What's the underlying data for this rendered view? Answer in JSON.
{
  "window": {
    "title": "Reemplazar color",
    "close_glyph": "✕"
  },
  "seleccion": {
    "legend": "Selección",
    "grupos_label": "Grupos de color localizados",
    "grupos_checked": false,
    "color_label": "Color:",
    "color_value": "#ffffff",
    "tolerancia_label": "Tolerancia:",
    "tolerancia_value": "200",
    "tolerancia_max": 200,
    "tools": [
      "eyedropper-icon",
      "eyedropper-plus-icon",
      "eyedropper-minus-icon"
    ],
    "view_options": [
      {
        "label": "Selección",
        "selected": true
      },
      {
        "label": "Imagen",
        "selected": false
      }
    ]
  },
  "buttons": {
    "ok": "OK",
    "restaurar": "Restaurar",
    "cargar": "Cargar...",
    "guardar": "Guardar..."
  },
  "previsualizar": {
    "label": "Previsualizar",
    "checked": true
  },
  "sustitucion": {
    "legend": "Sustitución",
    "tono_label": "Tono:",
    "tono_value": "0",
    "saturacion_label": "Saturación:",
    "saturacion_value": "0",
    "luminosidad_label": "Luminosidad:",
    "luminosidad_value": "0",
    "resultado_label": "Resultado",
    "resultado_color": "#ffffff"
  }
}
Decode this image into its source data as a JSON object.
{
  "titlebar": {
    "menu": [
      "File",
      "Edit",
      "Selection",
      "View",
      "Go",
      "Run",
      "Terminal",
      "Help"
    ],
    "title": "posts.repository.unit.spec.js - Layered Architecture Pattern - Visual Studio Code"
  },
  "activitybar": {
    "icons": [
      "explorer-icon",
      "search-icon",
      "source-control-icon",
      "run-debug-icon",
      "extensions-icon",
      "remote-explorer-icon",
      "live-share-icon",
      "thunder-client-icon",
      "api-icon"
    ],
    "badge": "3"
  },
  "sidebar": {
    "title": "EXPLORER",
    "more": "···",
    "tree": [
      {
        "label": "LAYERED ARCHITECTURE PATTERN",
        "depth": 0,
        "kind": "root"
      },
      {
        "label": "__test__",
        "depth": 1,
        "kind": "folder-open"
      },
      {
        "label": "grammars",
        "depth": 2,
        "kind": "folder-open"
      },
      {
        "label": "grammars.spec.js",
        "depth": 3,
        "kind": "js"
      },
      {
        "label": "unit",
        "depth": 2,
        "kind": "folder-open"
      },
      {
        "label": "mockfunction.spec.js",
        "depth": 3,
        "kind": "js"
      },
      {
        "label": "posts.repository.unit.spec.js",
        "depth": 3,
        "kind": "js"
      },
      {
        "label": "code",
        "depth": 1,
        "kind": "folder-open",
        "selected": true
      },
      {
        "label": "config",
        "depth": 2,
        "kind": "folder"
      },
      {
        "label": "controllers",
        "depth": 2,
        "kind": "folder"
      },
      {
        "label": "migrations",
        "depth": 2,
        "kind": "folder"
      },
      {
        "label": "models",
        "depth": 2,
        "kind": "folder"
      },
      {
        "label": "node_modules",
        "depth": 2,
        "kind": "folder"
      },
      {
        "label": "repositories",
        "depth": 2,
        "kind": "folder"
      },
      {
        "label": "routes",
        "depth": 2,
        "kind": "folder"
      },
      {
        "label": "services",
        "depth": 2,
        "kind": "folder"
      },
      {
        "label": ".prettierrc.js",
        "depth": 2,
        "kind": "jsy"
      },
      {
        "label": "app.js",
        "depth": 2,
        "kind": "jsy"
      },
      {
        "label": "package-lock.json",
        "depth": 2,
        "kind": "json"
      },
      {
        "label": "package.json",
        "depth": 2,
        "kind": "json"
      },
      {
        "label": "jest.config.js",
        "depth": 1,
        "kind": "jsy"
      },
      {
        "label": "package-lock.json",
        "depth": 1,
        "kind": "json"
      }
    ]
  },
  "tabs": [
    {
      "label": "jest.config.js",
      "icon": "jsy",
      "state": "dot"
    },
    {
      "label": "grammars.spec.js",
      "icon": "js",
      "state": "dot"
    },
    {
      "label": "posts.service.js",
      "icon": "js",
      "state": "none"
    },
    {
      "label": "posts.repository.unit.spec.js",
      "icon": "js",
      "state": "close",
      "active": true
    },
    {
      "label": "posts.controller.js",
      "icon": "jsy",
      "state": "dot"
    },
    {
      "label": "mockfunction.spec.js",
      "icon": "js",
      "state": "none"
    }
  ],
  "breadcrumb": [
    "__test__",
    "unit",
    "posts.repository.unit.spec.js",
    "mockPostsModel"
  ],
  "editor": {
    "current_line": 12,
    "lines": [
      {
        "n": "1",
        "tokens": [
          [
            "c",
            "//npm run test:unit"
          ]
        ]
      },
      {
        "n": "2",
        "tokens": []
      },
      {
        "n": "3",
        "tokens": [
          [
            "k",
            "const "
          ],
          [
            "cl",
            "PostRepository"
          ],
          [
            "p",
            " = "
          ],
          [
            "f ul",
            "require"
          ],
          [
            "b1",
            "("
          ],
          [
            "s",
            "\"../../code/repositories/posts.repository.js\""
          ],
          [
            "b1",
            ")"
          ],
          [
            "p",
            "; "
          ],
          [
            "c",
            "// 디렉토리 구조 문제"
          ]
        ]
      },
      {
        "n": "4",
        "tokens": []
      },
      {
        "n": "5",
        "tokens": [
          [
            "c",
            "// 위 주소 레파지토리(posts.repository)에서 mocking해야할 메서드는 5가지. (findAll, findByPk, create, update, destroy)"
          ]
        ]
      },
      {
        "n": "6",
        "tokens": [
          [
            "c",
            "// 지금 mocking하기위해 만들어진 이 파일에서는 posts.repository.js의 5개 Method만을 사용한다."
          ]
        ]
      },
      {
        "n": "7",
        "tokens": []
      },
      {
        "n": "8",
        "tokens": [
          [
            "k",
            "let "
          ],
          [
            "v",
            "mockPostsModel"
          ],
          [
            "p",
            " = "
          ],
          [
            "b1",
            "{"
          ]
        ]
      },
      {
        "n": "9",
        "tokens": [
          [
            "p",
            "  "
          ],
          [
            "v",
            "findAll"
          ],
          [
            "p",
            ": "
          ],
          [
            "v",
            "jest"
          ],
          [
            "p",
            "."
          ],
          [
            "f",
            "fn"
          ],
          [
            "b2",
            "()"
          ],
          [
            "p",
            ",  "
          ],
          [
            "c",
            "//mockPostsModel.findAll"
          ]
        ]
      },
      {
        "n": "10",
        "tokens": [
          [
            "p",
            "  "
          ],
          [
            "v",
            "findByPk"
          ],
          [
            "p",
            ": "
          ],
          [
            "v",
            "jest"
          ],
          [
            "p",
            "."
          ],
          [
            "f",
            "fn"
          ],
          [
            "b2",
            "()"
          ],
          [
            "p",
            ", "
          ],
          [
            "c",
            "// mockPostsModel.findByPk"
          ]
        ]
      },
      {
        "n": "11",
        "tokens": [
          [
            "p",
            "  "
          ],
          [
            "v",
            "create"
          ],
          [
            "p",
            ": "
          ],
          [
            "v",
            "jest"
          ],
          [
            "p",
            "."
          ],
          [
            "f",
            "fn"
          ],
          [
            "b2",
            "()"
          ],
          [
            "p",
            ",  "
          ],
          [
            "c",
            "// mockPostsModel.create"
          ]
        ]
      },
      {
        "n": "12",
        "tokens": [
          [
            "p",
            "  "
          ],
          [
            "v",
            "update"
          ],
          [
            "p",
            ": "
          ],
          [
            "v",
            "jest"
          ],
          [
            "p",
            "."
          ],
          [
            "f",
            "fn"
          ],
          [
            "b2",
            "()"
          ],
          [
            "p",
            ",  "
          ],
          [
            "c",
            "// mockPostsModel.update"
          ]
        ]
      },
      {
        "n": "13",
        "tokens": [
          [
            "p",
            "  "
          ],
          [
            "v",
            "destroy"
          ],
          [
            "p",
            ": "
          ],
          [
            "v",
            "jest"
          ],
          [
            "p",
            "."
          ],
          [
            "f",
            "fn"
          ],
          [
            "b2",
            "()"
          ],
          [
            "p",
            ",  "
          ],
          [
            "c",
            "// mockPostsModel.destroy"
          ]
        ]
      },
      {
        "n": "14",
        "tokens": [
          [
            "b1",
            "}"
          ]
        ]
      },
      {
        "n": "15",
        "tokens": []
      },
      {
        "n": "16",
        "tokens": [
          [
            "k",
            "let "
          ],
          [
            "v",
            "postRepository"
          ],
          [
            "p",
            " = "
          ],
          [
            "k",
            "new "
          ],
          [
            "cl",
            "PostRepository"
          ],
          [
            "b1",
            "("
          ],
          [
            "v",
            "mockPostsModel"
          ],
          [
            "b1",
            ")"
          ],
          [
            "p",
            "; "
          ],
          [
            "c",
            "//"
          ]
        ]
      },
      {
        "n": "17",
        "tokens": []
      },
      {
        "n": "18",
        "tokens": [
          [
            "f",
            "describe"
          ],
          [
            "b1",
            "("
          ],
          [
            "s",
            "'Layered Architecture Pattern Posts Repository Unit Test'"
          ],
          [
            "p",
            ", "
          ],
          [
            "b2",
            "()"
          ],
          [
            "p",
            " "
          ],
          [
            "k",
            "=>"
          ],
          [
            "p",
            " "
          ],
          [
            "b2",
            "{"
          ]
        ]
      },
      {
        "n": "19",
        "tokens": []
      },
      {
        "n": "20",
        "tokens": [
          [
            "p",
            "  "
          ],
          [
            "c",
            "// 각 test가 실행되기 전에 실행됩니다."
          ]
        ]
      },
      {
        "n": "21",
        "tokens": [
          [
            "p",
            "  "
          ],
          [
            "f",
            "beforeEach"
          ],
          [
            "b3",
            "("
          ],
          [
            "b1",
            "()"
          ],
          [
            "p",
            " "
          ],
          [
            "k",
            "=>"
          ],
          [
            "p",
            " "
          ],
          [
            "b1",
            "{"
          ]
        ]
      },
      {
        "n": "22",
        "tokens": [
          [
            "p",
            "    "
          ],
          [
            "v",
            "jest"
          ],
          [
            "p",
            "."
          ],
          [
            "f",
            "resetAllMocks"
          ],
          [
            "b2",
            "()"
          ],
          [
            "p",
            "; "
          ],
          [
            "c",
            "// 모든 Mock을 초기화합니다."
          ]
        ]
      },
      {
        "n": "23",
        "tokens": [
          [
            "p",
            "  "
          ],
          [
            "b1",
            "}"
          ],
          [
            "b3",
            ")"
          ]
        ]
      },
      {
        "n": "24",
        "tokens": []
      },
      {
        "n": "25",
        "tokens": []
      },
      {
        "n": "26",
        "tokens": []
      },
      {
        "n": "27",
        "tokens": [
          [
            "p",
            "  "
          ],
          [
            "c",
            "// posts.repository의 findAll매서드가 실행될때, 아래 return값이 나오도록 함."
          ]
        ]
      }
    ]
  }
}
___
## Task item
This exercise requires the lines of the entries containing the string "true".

## Answer section
        "selected": true
    "checked": true
        "selected": true
      "active": true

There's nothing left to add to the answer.